For many years, one of the bravest and most inspiring Cuban dissidents has been Martha Beatriz Roque, an economist. She has stuck her neck out in ways that most of us could not fathom. She now seems to be at the end of her rope: She is on a hunger strike (in behalf of others, not of herself).
For an Associated Press report, go here. You have to put up with the AP’s usual snottiness toward the Cuban opposition. For example, this report refers to Roque as a “state-trained economist.” Does that mean she is supposed to be grateful? There’s not a lot of private education under a totalitarian dictatorship, you know.
Via Capitol Hill Cubans, I have learned about an article in the University of Iowa newspaper. It talks of the university’s program in Cuba, made possible by President Obama’s new policy on travel.
“Hemley [a professor] said one of the students on the trip last year wrote an excellent piece on an American fugitive who had escaped the country and taken asylum in Cuba. The exile met 13 UI students who had enrolled in the UI’s study abroad program to Cuba last winter.” Isn’t that sweet? I wonder who the fugitive was. We have so many lovely killers down there. Was it Charlie Hill? Was it the glamorous Assata Shakur?
Earlier this year, I had occasion to write a piece called “Aren’t They Cute? America and some special criminals.” Here are three paragraphs, if you can possibly stand them:
Like George Wright, many of the killers fled abroad, and mainly they fled to Cuba — Castro was happy to receive them and show them off. Something like 70 American fugitives are in Cuba. One of them is Charlie Hill, who, after killing a cop in New Mexico, hijacked a plane. But probably the most famous of them is Joanne Chesimard, a.k.a. Assata Shakur. She killed her cop in 1973. (His name was Werner Foerster; Hill’s was Robert Rosenbloom.) In 1979, she escaped from prison, whereupon she found her way to Castro.
Oh, the press she enjoys! In 1997, Essence magazine published an interview with her: “Prisoner in Paradise.” (“Paradise” would be totalitarian Cuba.) She said things like “I represent someone who has dedicated her life to the liberation of my people.” Two years later, the New York Times published an article by a Princeton theologian, defending her. He called her an “activist” — which is one way of putting it. He also said she was “vibrant” and “articulate,” which no doubt she is. More vibrant and articulate than a dead cop.

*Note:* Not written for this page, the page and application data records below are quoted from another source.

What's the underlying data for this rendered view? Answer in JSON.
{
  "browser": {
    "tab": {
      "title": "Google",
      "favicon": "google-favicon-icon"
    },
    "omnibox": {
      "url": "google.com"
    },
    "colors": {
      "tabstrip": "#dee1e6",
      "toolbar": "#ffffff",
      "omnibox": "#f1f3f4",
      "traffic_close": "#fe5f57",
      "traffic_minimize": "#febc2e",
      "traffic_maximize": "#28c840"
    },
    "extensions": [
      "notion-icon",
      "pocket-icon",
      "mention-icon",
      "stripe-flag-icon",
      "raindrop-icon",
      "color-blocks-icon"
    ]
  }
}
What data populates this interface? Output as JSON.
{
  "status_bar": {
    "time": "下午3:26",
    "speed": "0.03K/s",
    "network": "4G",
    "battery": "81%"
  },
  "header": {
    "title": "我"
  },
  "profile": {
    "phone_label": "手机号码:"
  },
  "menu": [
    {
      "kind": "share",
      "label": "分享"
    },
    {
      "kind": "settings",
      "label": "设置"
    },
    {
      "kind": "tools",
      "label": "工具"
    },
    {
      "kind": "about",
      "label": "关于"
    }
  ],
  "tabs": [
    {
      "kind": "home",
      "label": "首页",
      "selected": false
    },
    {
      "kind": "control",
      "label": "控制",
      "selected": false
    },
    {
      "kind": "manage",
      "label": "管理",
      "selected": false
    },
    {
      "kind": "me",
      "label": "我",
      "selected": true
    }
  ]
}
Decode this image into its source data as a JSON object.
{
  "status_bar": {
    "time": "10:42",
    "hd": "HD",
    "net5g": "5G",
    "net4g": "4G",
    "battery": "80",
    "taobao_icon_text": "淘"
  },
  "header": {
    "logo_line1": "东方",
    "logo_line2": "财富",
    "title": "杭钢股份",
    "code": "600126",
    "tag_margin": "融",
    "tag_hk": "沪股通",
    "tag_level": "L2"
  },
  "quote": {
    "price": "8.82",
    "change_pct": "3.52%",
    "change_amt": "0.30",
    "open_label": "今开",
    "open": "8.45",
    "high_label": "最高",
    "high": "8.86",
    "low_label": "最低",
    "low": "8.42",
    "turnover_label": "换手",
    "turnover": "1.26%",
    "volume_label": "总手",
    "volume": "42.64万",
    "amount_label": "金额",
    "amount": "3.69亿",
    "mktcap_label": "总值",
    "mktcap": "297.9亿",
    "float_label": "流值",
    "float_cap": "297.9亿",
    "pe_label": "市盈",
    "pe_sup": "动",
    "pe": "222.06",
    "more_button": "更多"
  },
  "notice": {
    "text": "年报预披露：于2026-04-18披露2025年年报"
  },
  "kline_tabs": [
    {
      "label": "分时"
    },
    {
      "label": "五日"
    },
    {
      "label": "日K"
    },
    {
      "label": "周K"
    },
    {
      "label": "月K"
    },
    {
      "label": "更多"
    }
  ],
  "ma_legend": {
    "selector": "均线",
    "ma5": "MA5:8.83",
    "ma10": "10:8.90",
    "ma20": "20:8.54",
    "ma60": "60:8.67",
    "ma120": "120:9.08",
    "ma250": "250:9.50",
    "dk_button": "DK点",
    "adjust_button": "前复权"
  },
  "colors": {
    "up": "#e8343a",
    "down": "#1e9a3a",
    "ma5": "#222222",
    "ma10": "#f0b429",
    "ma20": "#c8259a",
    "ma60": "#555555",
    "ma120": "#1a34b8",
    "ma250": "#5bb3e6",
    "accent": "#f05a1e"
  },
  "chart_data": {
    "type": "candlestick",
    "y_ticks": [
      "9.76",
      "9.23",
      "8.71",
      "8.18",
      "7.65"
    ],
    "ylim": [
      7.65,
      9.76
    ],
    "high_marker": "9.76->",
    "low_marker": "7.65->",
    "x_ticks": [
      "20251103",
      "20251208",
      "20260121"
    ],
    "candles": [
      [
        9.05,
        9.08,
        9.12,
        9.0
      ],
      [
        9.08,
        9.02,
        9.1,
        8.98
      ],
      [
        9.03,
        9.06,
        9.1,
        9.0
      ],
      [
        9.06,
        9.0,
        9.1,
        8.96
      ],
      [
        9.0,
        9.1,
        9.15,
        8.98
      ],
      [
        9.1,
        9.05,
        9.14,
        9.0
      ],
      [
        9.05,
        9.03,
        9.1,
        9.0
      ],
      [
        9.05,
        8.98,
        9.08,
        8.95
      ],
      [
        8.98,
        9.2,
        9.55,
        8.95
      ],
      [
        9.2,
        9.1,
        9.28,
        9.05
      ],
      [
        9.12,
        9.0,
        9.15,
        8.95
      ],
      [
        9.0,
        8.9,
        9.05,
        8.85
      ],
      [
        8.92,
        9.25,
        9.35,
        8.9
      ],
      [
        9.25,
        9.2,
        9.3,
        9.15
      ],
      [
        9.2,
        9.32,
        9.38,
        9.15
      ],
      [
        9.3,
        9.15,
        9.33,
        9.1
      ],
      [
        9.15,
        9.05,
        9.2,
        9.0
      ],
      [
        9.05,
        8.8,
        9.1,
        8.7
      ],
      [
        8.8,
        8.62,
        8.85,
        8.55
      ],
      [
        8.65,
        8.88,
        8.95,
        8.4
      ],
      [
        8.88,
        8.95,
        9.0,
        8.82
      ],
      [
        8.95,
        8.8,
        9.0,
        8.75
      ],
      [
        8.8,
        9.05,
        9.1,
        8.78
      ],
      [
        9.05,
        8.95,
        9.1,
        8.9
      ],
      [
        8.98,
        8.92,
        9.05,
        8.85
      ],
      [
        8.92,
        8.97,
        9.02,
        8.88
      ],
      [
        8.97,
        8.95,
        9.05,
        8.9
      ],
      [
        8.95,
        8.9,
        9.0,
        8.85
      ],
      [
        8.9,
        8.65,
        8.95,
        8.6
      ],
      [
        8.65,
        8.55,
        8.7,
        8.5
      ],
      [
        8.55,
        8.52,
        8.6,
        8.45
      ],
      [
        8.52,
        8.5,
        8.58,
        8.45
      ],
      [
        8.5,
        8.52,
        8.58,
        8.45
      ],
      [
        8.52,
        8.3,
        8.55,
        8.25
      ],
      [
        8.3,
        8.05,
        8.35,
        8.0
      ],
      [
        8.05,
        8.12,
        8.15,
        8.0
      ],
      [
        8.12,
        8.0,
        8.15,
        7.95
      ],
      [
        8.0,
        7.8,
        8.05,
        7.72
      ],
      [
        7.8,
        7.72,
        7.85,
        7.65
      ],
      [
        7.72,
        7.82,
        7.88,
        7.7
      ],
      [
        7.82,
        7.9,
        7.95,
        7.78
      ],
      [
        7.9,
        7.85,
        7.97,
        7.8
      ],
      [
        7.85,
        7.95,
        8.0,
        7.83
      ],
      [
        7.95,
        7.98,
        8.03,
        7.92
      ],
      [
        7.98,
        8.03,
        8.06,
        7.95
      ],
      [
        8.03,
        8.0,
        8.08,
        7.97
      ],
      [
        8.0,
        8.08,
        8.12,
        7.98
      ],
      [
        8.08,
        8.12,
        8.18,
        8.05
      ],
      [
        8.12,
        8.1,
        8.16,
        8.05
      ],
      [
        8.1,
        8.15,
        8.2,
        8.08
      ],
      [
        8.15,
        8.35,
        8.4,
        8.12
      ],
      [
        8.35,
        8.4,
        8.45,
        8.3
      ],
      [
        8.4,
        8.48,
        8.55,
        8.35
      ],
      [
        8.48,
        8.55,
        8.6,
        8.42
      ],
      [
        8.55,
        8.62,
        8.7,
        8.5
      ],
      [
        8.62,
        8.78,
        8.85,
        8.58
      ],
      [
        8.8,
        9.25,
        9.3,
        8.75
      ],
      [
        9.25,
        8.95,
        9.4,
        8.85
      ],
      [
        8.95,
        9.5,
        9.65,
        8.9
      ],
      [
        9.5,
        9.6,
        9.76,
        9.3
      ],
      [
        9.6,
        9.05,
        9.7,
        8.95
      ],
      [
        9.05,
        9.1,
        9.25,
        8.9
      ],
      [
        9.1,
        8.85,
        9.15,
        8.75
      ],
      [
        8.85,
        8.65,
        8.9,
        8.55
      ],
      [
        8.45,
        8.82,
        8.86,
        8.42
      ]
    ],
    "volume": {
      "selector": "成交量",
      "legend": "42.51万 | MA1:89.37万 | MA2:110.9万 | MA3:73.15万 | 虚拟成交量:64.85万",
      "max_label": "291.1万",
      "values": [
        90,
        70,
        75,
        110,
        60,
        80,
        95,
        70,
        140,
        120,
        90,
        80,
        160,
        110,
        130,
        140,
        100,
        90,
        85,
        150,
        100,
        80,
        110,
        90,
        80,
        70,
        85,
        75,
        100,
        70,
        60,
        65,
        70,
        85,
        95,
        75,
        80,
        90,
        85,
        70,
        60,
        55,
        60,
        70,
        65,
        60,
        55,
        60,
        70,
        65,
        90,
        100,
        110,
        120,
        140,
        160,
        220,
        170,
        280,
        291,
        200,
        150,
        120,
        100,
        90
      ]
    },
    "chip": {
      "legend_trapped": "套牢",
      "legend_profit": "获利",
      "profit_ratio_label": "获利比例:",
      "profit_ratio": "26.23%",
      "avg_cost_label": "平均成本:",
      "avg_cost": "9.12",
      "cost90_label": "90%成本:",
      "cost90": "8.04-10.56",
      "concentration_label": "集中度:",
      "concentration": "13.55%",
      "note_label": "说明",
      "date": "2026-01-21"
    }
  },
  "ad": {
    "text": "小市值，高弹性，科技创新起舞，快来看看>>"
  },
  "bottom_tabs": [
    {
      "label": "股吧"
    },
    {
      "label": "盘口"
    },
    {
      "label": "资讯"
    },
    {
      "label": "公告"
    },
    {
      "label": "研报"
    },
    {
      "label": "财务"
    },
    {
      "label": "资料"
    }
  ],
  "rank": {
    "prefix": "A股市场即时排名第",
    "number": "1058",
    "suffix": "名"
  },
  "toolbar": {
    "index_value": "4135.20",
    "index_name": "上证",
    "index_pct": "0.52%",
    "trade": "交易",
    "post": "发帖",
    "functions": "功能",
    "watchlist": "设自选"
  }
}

She has been the subject of many songs, poems, and other tributes. One of them is by a rapper called Common: “A Song for Assata.” One line goes, “All this sh** so we could be free, so dig it, y’all.” A year ago, Common was invited to perform in an “Evening of Poetry” at the White House. Law-enforcement associations and other squares objected, but they were easily brushed off. In the White House, President Obama made sure to give Common a big hug.
The other presidential candidate, Mitt Romney, said this, in his convention speech: “When every new wave of immigrants looked up and saw the Statue of Liberty, or knelt down and kissed the shores of freedom just 90 miles from Castro’s tyranny . . .”
In some remarks on the speech, I wrote,
Would Barack Obama ever, ever utter the words “Castro’s tyranny”? Are they imaginable from his mouth? I don’t think so. He would no more say “Castro’s tyranny” than would Rashid Khalidi or Billy Ayers.
I would love to be wrong about this — comforted.
Finally, let me share a reader letter with you. This may be judged McCarthyite, but, you know? In my present mood, I don’t much care:
When I heard that “Castro” was going to address the Democratic convention, my first thought was, “Gosh, I didn’t think Fidel was healthy enough to leave Havana!” A week later, I was talking to my son, who is in law school at Ann Arbor. He said, “Dad, when I heard that, I thought the same as you!” Here’s the thing: We’re both from San Antonio. But neither of us made the connection to Julián Castro, our mayor.